Excerpts from an interface dataset
● ● ● ●
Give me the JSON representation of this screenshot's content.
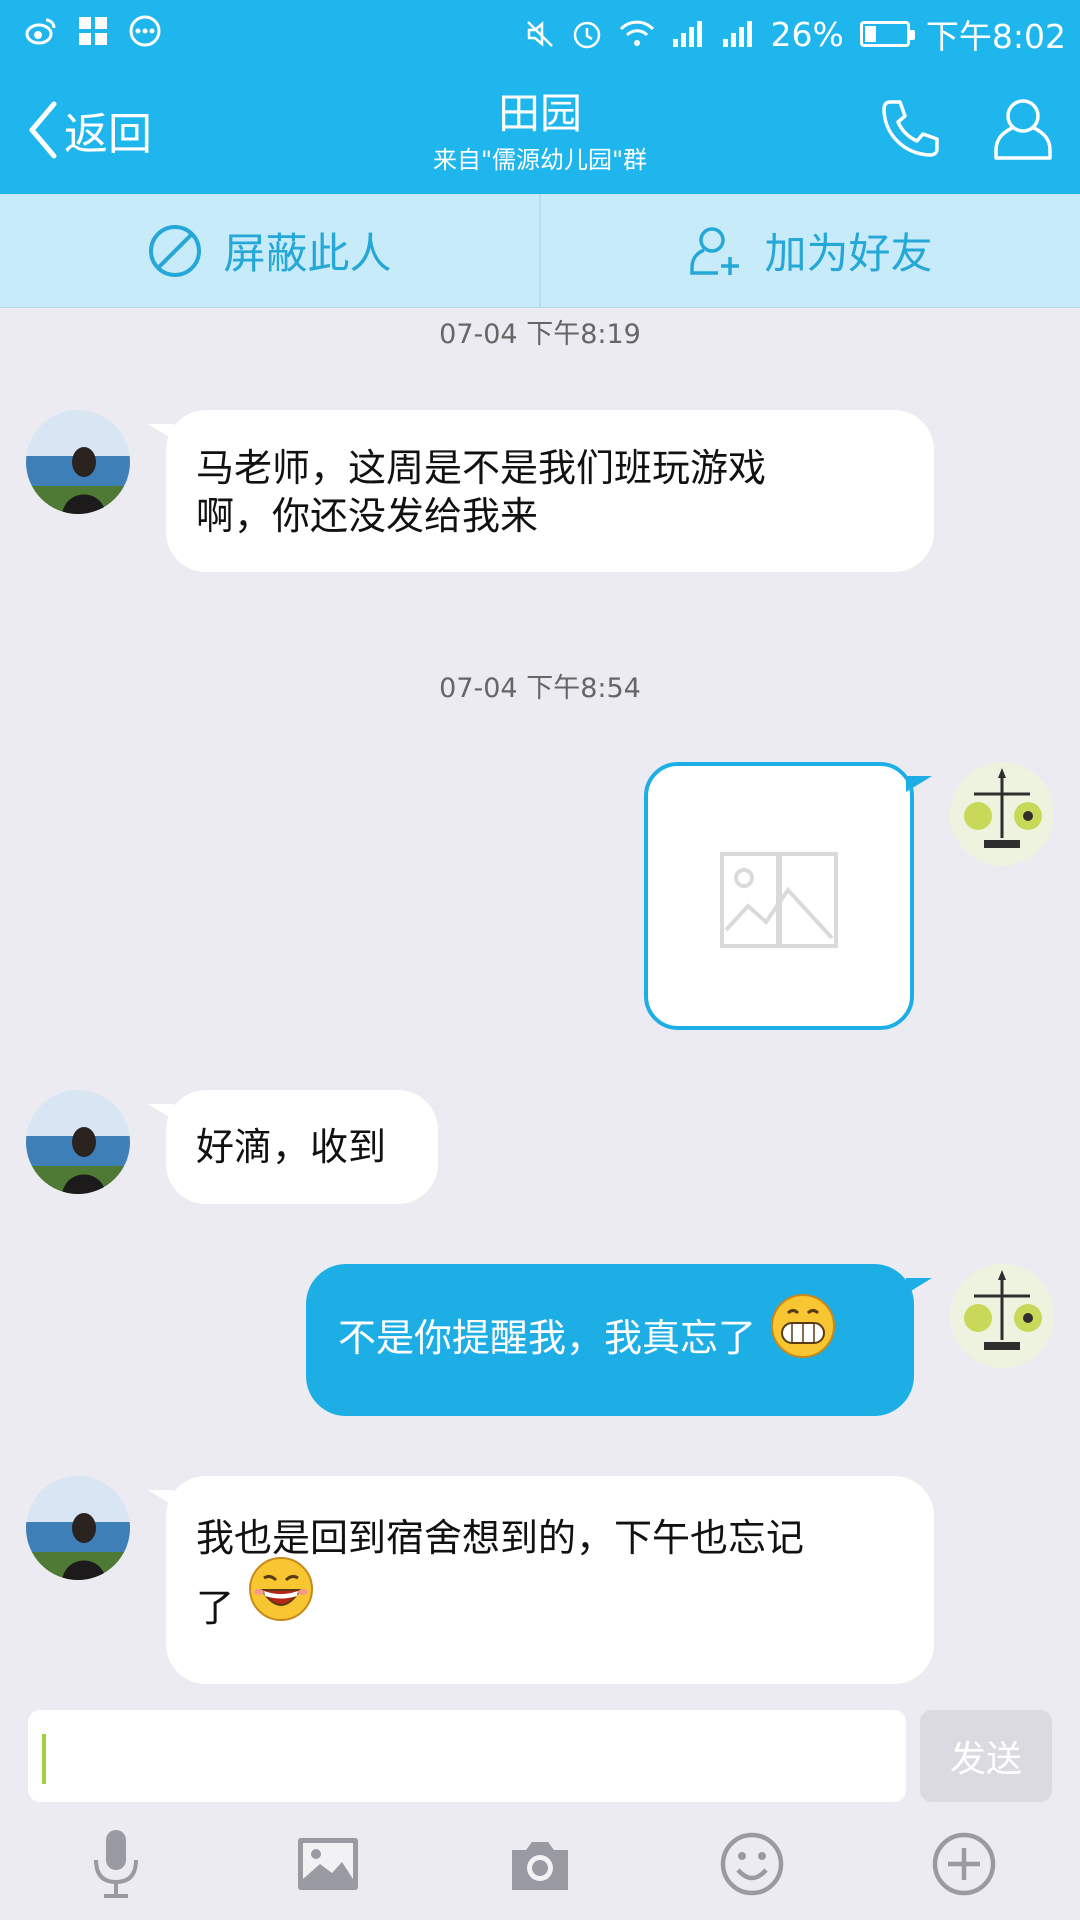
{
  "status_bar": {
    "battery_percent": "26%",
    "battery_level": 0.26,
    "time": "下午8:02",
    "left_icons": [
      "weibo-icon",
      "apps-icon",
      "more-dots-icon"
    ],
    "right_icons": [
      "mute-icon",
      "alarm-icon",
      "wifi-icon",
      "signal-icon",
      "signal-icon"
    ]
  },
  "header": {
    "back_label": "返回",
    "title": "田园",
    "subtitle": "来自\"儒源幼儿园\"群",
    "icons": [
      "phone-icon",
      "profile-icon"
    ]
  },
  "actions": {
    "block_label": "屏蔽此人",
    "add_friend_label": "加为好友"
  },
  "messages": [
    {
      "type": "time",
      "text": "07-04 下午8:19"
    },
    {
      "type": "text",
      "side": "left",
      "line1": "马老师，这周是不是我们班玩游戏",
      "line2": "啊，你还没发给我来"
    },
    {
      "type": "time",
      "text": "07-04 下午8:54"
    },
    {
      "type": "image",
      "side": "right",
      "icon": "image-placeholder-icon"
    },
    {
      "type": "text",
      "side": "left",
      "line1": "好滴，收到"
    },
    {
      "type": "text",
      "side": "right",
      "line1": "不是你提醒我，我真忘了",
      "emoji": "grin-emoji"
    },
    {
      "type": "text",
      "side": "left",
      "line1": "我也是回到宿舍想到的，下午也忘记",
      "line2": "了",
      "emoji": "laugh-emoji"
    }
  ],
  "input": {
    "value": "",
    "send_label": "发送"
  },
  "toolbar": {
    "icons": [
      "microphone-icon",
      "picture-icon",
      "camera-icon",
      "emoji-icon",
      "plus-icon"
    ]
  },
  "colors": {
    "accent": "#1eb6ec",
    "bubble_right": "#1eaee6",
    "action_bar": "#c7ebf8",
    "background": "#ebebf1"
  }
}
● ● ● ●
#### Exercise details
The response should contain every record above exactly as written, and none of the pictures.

#### Response
Give me the JSON representation of this screenshot's content.
{
  "status_bar": {
    "battery_percent": "26%",
    "battery_level": 0.26,
    "time": "下午8:02",
    "left_icons": [
      "weibo-icon",
      "apps-icon",
      "more-dots-icon"
    ],
    "right_icons": [
      "mute-icon",
      "alarm-icon",
      "wifi-icon",
      "signal-icon",
      "signal-icon"
    ]
  },
  "header": {
    "back_label": "返回",
    "title": "田园",
    "subtitle": "来自\"儒源幼儿园\"群",
    "icons": [
      "phone-icon",
      "profile-icon"
    ]
  },
  "actions": {
    "block_label": "屏蔽此人",
    "add_friend_label": "加为好友"
  },
  "messages": [
    {
      "type": "time",
      "text": "07-04 下午8:19"
    },
    {
      "type": "text",
      "side": "left",
      "line1": "马老师，这周是不是我们班玩游戏",
      "line2": "啊，你还没发给我来"
    },
    {
      "type": "time",
      "text": "07-04 下午8:54"
    },
    {
      "type": "image",
      "side": "right",
      "icon": "image-placeholder-icon"
    },
    {
      "type": "text",
      "side": "left",
      "line1": "好滴，收到"
    },
    {
      "type": "text",
      "side": "right",
      "line1": "不是你提醒我，我真忘了",
      "emoji": "grin-emoji"
    },
    {
      "type": "text",
      "side": "left",
      "line1": "我也是回到宿舍想到的，下午也忘记",
      "line2": "了",
      "emoji": "laugh-emoji"
    }
  ],
  "input": {
    "value": "",
    "send_label": "发送"
  },
  "toolbar": {
    "icons": [
      "microphone-icon",
      "picture-icon",
      "camera-icon",
      "emoji-icon",
      "plus-icon"
    ]
  },
  "colors": {
    "accent": "#1eb6ec",
    "bubble_right": "#1eaee6",
    "action_bar": "#c7ebf8",
    "background": "#ebebf1"
  }
}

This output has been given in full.